(Stored records)
**********
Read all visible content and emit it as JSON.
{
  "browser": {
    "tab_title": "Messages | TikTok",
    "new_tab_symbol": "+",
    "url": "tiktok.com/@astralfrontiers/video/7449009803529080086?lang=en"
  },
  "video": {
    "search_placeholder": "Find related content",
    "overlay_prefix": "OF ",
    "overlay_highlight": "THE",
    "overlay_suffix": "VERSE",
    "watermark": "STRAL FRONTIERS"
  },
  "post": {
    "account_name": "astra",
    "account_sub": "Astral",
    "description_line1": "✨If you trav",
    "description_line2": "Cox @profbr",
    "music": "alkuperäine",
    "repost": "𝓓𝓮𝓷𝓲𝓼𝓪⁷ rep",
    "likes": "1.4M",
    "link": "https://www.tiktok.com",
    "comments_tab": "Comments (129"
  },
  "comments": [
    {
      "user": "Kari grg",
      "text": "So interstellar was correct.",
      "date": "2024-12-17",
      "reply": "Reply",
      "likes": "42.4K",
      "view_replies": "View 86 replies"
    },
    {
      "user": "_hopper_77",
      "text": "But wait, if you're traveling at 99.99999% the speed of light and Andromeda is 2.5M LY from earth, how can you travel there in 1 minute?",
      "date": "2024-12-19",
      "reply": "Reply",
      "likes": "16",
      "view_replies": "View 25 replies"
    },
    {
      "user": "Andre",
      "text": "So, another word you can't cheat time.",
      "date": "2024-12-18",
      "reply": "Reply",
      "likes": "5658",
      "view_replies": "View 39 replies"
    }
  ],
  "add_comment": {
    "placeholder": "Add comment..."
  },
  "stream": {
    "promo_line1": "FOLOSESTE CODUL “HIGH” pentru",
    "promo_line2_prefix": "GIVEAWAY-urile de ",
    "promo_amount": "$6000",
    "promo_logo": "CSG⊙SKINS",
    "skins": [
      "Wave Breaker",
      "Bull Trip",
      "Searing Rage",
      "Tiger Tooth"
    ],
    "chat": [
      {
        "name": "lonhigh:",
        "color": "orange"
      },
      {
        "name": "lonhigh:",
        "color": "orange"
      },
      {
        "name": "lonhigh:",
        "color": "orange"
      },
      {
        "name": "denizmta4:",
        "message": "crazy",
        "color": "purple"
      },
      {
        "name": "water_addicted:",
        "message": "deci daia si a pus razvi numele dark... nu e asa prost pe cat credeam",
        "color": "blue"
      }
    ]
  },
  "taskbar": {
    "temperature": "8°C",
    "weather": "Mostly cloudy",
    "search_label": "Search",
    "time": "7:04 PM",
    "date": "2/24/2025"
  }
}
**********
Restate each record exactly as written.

**Written solution**:
Read all visible content and emit it as JSON.
{
  "browser": {
    "tab_title": "Messages | TikTok",
    "new_tab_symbol": "+",
    "url": "tiktok.com/@astralfrontiers/video/7449009803529080086?lang=en"
  },
  "video": {
    "search_placeholder": "Find related content",
    "overlay_prefix": "OF ",
    "overlay_highlight": "THE",
    "overlay_suffix": "VERSE",
    "watermark": "STRAL FRONTIERS"
  },
  "post": {
    "account_name": "astra",
    "account_sub": "Astral",
    "description_line1": "✨If you trav",
    "description_line2": "Cox @profbr",
    "music": "alkuperäine",
    "repost": "𝓓𝓮𝓷𝓲𝓼𝓪⁷ rep",
    "likes": "1.4M",
    "link": "https://www.tiktok.com",
    "comments_tab": "Comments (129"
  },
  "comments": [
    {
      "user": "Kari grg",
      "text": "So interstellar was correct.",
      "date": "2024-12-17",
      "reply": "Reply",
      "likes": "42.4K",
      "view_replies": "View 86 replies"
    },
    {
      "user": "_hopper_77",
      "text": "But wait, if you're traveling at 99.99999% the speed of light and Andromeda is 2.5M LY from earth, how can you travel there in 1 minute?",
      "date": "2024-12-19",
      "reply": "Reply",
      "likes": "16",
      "view_replies": "View 25 replies"
    },
    {
      "user": "Andre",
      "text": "So, another word you can't cheat time.",
      "date": "2024-12-18",
      "reply": "Reply",
      "likes": "5658",
      "view_replies": "View 39 replies"
    }
  ],
  "add_comment": {
    "placeholder": "Add comment..."
  },
  "stream": {
    "promo_line1": "FOLOSESTE CODUL “HIGH” pentru",
    "promo_line2_prefix": "GIVEAWAY-urile de ",
    "promo_amount": "$6000",
    "promo_logo": "CSG⊙SKINS",
    "skins": [
      "Wave Breaker",
      "Bull Trip",
      "Searing Rage",
      "Tiger Tooth"
    ],
    "chat": [
      {
        "name": "lonhigh:",
        "color": "orange"
      },
      {
        "name": "lonhigh:",
        "color": "orange"
      },
      {
        "name": "lonhigh:",
        "color": "orange"
      },
      {
        "name": "denizmta4:",
        "message": "crazy",
        "color": "purple"
      },
      {
        "name": "water_addicted:",
        "message": "deci daia si a pus razvi numele dark... nu e asa prost pe cat credeam",
        "color": "blue"
      }
    ]
  },
  "taskbar": {
    "temperature": "8°C",
    "weather": "Mostly cloudy",
    "search_label": "Search",
    "time": "7:04 PM",
    "date": "2/24/2025"
  }
}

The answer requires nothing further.